Conversion of aircraft axes into earth axes is a non-trivial matter and the cause of much confusion, for instance in questions comparing lift to weight: lift is always coupled to aircraft axes, weight to earth axes. The axes sets are defined as follows:

Aircraft axes

  • Origin: Centre of Gravity of aircraft
  • X-axis: in the symmetry plane of the aircraft, + = forward to the aircraft nose
  • Y-axis: in the span wise direction of the aircraft, + = to the right wingtip
  • Z-axis: perpendicular to the XOY-plane, + = down into the floor.

Earth axes

  • Origin: Centre of Gravity at the start of the response
  • X-axis: In the horizontal plane (relative to gravity), + = pointing north.
  • Y-axis: Perpendicular to XOZ-plane, + = pointing east.
  • Z-axis: Pointing to the centre of the earth = +


Yes navigation lat/lon is given in [degrees] - the INS sensor ultimately converts displacement into proper navigational definitions of course. But for measuring 3-D aircraft inertial effects the SI system is used, and displacement is internally treated as a linear motion, units [metres].

  • $\begingroup$ I think Yaw should be the third point... Along with Pitch and Roll, it forms the 'Big-3' Rotations of an aircraft, or the 3 Degrees of Freedom... : ) $\endgroup$
    – user18035
    Nov 15, 2017 at 7:50
  • 1
    $\begingroup$ Yes the aircraft pitches, rolls and yaws - but relative to what? $\endgroup$
    – Koyovis
    Nov 15, 2017 at 7:58
  • $\begingroup$ I think you misunderstood - I meant replacing the 'Heading' point with 'Yaw', as it sounds more complete... : ) $\endgroup$
    – user18035
    Nov 15, 2017 at 14:57
  • $\begingroup$ Down is positive Z? That seems backwards. $\endgroup$ Nov 15, 2017 at 18:51
  • 1
    $\begingroup$ I hate to be pedantic, but latitude and longitude, are angles not linear distances...just angles relative to the centre of the earth though the Greenwich Meridian. $\endgroup$
    – Trevor_G
    Nov 15, 2017 at 18:56

Position is where you are; orientation is which way you're pointing (including any roll).

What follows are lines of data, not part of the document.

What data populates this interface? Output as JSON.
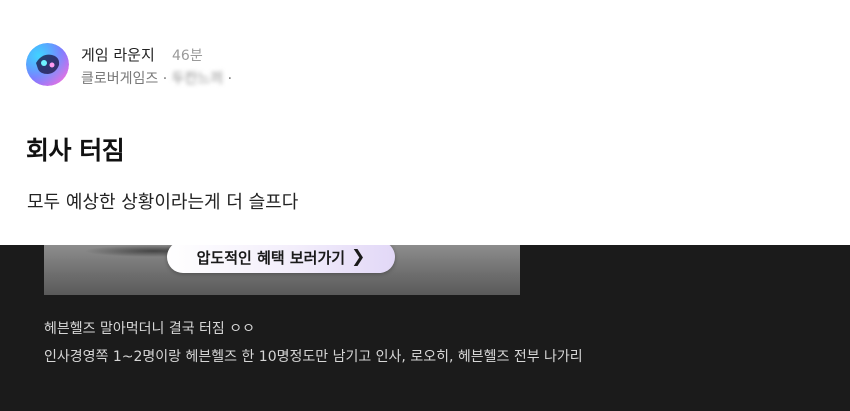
{
  "post": {
    "channel": "게임 라운지",
    "time_ago": "46분",
    "author_prefix": "클로버게임즈 · ",
    "author_blurred": "두칸느끼",
    "author_suffix": " ·",
    "title": "회사 터짐",
    "body": "모두 예상한 상황이라는게 더 슬프다"
  },
  "embed": {
    "banner_button_label": "압도적인 혜택 보러가기",
    "banner_chevron_icon": "chevron-right-icon",
    "line1": "헤븐헬즈 말아먹더니 결국 터짐 ㅇㅇ",
    "line2": "인사경영쪽 1~2명이랑 헤븐헬즈 한 10명정도만 남기고 인사, 로오히, 헤븐헬즈 전부 나가리"
  },
  "colors": {
    "dark_background": "#1b1b1b",
    "avatar_gradient_start": "#7b5cff",
    "avatar_gradient_end": "#ff7ad9"
  },
  "icons": {
    "avatar": "game-lounge-logo-icon"
  }
}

  • $\begingroup$ Changing the word "pointing" to "facing" includes roll (in my mind at least) $\endgroup$ Nov 15, 2017 at 14:57
  • 1
    $\begingroup$ I've added "including roll" because I agree that's not included in "pointing" and I don't think it's implied by "facing", either. $\endgroup$ Nov 15, 2017 at 15:02
  • $\begingroup$ If you twist your hand while pointing, you have roll covered as well. $\endgroup$
    – Koyovis
    Nov 17, 2017 at 1:23

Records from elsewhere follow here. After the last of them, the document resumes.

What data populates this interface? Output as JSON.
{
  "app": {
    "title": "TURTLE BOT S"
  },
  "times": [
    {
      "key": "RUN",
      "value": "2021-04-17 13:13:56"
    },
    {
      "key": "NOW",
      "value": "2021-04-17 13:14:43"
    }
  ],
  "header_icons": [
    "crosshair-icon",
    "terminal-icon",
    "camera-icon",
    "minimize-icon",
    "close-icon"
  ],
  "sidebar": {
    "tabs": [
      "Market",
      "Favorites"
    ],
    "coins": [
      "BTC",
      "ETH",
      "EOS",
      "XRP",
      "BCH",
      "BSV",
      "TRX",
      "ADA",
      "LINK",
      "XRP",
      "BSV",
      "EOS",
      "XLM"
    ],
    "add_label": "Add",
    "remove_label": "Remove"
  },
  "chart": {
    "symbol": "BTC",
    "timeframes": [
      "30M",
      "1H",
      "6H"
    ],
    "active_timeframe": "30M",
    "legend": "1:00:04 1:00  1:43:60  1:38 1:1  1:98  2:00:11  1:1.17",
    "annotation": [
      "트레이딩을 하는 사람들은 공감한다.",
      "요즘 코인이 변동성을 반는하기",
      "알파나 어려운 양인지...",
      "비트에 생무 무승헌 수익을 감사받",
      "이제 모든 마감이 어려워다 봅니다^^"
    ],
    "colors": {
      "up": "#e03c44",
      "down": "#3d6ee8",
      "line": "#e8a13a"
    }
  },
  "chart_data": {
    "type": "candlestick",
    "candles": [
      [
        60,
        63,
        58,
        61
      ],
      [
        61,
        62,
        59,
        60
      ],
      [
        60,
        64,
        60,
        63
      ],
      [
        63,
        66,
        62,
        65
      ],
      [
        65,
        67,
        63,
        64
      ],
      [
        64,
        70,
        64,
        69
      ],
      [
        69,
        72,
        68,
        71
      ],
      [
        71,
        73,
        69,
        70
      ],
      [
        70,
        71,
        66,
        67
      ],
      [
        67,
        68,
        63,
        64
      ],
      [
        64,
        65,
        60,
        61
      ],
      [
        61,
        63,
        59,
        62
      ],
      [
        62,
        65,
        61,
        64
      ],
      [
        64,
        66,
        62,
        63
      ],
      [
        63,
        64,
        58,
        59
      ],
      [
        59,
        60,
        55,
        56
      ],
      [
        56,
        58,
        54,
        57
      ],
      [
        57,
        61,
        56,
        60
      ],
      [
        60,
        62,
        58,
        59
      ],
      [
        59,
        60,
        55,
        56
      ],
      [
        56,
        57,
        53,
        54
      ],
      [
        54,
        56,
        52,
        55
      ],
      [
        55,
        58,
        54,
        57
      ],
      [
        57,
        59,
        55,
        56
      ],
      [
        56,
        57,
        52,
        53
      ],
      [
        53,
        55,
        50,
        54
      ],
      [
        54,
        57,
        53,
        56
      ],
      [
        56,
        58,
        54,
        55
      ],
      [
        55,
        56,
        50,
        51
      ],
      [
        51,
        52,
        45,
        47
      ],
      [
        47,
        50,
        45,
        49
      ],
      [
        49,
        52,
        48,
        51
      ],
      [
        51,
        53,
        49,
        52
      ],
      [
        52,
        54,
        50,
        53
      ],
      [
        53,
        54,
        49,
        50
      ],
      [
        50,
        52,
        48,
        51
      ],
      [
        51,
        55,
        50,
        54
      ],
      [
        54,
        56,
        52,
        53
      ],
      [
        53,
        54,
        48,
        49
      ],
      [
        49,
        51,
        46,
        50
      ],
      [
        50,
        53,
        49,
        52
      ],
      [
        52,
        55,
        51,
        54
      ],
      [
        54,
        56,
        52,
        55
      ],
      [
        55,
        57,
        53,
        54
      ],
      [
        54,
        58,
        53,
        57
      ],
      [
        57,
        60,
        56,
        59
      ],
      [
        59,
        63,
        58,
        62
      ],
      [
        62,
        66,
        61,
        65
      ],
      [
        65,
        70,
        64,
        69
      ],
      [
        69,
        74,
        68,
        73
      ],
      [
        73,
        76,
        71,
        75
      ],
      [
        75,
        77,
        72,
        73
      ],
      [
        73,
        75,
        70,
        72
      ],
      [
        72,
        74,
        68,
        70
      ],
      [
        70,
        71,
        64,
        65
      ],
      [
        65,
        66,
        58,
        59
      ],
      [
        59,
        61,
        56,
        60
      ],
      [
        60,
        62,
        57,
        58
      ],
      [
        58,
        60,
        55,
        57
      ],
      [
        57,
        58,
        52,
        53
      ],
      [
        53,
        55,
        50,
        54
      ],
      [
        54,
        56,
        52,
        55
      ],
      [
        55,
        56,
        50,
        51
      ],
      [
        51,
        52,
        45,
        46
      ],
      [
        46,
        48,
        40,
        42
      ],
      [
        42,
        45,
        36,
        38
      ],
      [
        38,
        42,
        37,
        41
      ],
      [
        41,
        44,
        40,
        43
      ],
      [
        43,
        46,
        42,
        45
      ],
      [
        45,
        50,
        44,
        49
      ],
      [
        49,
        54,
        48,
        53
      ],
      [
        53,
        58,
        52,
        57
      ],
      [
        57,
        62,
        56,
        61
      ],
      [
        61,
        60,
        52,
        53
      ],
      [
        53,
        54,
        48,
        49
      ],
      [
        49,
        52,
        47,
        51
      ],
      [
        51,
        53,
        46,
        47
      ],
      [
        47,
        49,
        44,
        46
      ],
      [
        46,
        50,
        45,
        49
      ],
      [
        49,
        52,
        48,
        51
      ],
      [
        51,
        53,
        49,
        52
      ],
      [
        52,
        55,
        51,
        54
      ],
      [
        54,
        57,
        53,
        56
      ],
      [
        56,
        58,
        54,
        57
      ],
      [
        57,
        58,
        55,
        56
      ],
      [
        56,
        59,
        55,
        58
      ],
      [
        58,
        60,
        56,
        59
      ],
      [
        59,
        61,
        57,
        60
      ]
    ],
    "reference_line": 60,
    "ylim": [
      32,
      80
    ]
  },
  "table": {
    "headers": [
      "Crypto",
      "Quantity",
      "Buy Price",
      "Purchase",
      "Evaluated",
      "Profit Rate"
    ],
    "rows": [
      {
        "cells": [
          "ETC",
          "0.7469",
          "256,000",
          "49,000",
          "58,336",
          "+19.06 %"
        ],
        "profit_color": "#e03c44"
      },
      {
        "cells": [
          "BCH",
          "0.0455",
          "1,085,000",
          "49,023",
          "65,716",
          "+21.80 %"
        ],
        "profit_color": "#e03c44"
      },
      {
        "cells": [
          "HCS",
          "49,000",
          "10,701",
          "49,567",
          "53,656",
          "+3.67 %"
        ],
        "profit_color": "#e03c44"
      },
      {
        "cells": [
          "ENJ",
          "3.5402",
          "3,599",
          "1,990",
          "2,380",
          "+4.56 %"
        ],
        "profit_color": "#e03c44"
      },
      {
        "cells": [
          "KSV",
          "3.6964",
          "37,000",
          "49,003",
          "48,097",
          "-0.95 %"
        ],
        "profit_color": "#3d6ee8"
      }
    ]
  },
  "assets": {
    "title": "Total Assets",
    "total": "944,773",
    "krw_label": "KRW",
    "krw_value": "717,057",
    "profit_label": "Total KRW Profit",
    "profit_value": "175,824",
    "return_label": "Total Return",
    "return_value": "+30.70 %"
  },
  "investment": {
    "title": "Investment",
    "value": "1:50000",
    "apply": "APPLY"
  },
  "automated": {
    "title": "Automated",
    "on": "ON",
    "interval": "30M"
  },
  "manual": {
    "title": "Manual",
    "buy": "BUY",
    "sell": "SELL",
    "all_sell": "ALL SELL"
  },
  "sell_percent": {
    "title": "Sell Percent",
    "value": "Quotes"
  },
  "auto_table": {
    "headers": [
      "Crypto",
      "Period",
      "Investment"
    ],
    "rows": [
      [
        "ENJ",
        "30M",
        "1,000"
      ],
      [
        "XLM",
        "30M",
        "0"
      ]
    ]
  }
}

"position" is absolute. You can think of it as the x, y, z coordinates of the aircraft in the 3D space.

"orientation" is the state of the aircraft relative to its own axes:

enter image description here

Image from https://en.wikipedia.org/wiki/Aircraft_principal_axes

"position" (coordinates) - https://en.wikipedia.org/wiki/Geographic_coordinate_system

orientation - https://en.wikipedia.org/wiki/Aircraft_principal_axes

  • 1
    $\begingroup$ Sorry, but position is never absolute, and orientation is not a state, but a set of angles. $\endgroup$
    – bogl
    Nov 15, 2017 at 8:24
  • 1
    $\begingroup$ @bogl An object's orientation in a specific point of time definitely describes its state. $\endgroup$
    – DeepSpace
    Nov 15, 2017 at 8:28
  • 1
    $\begingroup$ A state is a complete description of a system. The position, orientation, speed vector, and angular speed vector together describe the state of a rigid body. Orientation alone is far away from completely describing the state of a plane. $\endgroup$
    – bogl
    Nov 15, 2017 at 8:35
  • 2
    $\begingroup$ @DeepSpace: No, it's 100% correct, because when the plane moves (pitches, rolls, yaws), its axes move too. $\endgroup$
    – psmears
    Nov 15, 2017 at 13:55
  • 3
    $\begingroup$ @DeepSpace: I'm not being picky - sorry if it seems that way - but this is an important point. You can express change in the aircraft's orientation relative to its axes, but you can't usefully specify its current orientation that way - you need to relate it to some other, external reference. To clarify: can you give an example of how would you give the current orientation of an aircraft relative to its own axes? $\endgroup$
    – psmears
    Nov 15, 2017 at 14:14

You must log in to answer this question.

Not the answer you're looking for? Browse other questions tagged .